California is a sad example of the consequences of a workforce becoming less educated.
In 1970 California ranked seventh among all states in the high school completion rates of its workforce. By 2008 it had sunk to 50 out of 50 states. Could there possibly be a connection between California’s financial woes and this statistic?
Four out of every ten births in America are to unmarried women.
This is according to a 2009 Centers for Disease Control report covering the year 2007.
Expect this trend to continue, for births to unmarried mothers were up 26% over 2002.
Why do I consider this statistic one of the five societal trends of decline? The answer is in the CDC report:
Nonmarital births are at a higher risk of having adverse birth outcomes such as low birth weight, preterm birth, and infant mortality than are children born to married woman. Children born to single mothers typically have more limited social and financial resources.
Here is yet another trend feeding the poverty cycle with all its associated woes.
Moreover, because “adverse birth outcomes such as low birth weight and preterm birth” often lead to more childhood and long-term health issues with the “limited social and financial resources” of unmarried mothers, these health problems will inevitably fall on the public health care system.
Could there be a correlation between 4 out of 10 births to unmarried women and 1 in 5 children living in poverty? Perhaps some sociology graduate student just found a thesis topic.
Only 53 percent of Americans are paying federal income taxes.
So with our nation’s population getting poorer, an increase in the number of high school drop-outs, and higher educational attainment on the decline, there will naturally be a greater demand for government services of all kinds.
But who is left to pay for those services?
A little more than half of our taxpayers, 53%, picked up the tab this past April 15th for the remaining 47% who didn’t pay any federal income tax. According to USA Today:

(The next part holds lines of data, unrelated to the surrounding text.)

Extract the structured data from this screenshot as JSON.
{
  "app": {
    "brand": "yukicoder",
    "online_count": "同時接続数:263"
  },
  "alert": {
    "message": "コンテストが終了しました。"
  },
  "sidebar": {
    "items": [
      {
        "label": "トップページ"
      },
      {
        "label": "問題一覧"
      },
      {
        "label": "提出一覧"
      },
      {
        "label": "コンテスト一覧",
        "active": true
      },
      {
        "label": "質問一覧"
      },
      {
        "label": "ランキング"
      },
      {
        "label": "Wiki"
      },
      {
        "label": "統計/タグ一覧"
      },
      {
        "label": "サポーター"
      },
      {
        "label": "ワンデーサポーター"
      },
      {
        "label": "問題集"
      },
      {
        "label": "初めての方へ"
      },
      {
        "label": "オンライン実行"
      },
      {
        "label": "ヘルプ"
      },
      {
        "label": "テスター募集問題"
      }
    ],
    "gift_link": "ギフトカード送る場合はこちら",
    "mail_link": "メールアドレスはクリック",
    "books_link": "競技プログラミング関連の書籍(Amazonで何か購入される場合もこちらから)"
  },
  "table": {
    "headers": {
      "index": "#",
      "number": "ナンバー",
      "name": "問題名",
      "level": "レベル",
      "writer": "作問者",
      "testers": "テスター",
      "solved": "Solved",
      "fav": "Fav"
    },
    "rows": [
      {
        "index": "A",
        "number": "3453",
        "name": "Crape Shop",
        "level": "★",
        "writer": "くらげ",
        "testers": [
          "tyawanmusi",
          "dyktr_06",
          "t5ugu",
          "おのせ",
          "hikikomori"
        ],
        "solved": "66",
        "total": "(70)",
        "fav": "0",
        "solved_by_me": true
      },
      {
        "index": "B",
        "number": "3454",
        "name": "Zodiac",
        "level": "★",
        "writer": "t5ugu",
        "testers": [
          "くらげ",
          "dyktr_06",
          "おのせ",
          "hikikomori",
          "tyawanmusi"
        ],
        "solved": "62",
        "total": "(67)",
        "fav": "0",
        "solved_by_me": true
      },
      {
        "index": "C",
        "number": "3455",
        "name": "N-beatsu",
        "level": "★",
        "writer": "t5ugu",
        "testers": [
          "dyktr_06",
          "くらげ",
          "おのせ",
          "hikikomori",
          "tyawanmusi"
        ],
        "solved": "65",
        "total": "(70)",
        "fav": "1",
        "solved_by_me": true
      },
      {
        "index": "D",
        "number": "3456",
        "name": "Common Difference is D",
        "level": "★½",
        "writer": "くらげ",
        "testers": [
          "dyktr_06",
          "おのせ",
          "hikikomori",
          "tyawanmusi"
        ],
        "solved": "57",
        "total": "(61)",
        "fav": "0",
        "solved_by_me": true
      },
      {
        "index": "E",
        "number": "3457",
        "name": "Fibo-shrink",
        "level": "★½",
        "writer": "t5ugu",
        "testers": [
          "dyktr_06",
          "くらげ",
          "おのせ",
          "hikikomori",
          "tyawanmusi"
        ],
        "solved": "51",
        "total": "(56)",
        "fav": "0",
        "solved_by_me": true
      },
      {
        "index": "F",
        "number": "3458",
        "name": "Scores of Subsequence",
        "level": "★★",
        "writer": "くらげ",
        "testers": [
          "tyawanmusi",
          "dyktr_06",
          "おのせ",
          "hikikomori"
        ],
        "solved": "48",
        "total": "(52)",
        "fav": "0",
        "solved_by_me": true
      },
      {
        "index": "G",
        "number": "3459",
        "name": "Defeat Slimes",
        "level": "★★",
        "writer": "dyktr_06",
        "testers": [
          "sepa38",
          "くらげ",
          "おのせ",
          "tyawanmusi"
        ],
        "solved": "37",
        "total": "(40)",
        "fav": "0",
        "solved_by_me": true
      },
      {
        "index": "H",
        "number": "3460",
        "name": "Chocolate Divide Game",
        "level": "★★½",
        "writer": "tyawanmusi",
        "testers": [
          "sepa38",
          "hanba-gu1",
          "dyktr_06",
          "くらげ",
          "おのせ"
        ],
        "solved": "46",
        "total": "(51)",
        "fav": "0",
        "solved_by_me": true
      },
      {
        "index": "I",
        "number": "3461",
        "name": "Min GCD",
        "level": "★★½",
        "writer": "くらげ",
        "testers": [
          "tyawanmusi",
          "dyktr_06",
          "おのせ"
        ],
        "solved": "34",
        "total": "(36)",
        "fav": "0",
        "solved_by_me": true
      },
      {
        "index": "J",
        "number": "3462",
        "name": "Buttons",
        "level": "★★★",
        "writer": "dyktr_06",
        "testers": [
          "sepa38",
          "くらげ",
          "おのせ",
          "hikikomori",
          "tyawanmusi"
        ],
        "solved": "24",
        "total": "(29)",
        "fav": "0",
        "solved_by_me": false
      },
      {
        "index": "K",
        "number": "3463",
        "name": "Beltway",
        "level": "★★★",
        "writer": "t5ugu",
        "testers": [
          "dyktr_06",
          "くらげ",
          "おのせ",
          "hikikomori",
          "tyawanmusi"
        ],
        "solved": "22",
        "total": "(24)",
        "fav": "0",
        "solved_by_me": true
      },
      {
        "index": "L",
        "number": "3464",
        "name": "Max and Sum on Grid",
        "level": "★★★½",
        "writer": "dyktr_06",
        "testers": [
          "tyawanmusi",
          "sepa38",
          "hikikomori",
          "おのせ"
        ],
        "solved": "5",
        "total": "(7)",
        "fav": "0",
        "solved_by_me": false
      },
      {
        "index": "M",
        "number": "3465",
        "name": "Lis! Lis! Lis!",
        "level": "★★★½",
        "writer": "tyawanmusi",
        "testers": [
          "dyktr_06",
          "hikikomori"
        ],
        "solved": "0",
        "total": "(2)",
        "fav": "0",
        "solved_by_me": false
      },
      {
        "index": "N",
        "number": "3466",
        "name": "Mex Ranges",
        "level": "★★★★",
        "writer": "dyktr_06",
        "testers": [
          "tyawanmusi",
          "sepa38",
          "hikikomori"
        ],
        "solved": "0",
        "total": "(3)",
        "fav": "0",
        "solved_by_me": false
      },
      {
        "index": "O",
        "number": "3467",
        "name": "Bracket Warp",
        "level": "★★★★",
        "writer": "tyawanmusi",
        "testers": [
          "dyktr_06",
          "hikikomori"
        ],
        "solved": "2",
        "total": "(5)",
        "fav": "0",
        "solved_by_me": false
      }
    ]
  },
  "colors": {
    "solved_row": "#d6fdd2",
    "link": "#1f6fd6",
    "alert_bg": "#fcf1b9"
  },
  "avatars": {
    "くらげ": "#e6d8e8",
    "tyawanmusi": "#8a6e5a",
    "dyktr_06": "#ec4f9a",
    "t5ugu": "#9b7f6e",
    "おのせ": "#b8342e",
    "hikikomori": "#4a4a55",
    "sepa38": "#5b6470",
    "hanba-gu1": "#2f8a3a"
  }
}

The result is a tax system that exempts almost half the U.S. from paying for programs that benefit everyone, including national defense, public safety, infrastructure and education. It is a system in which the top 10% of earners — households making an average of $366,400 in 2006 — paid about 73% of the income taxes collected by the federal government.
The article goes on to say:
The bottom 40%, on average, make a profit from the federal income tax system, meaning they get more money in tax credits than they would otherwise owe in taxes. For those people, the government sends them a payment.
We have a national tax system where the top 10% of earners are paying 73% of the federal income taxes, while the bottom 40% are making a profit. What a country!
No wonder so many of the world’s citizens want to come here and stay.
When you consider all five of these disturbing societal trends, it is apparent why the two-thirds of adults who think our nation is in decline will be visiting our 51st state of Anxiety more often.
I hope they like it, because they’ll be retiring there.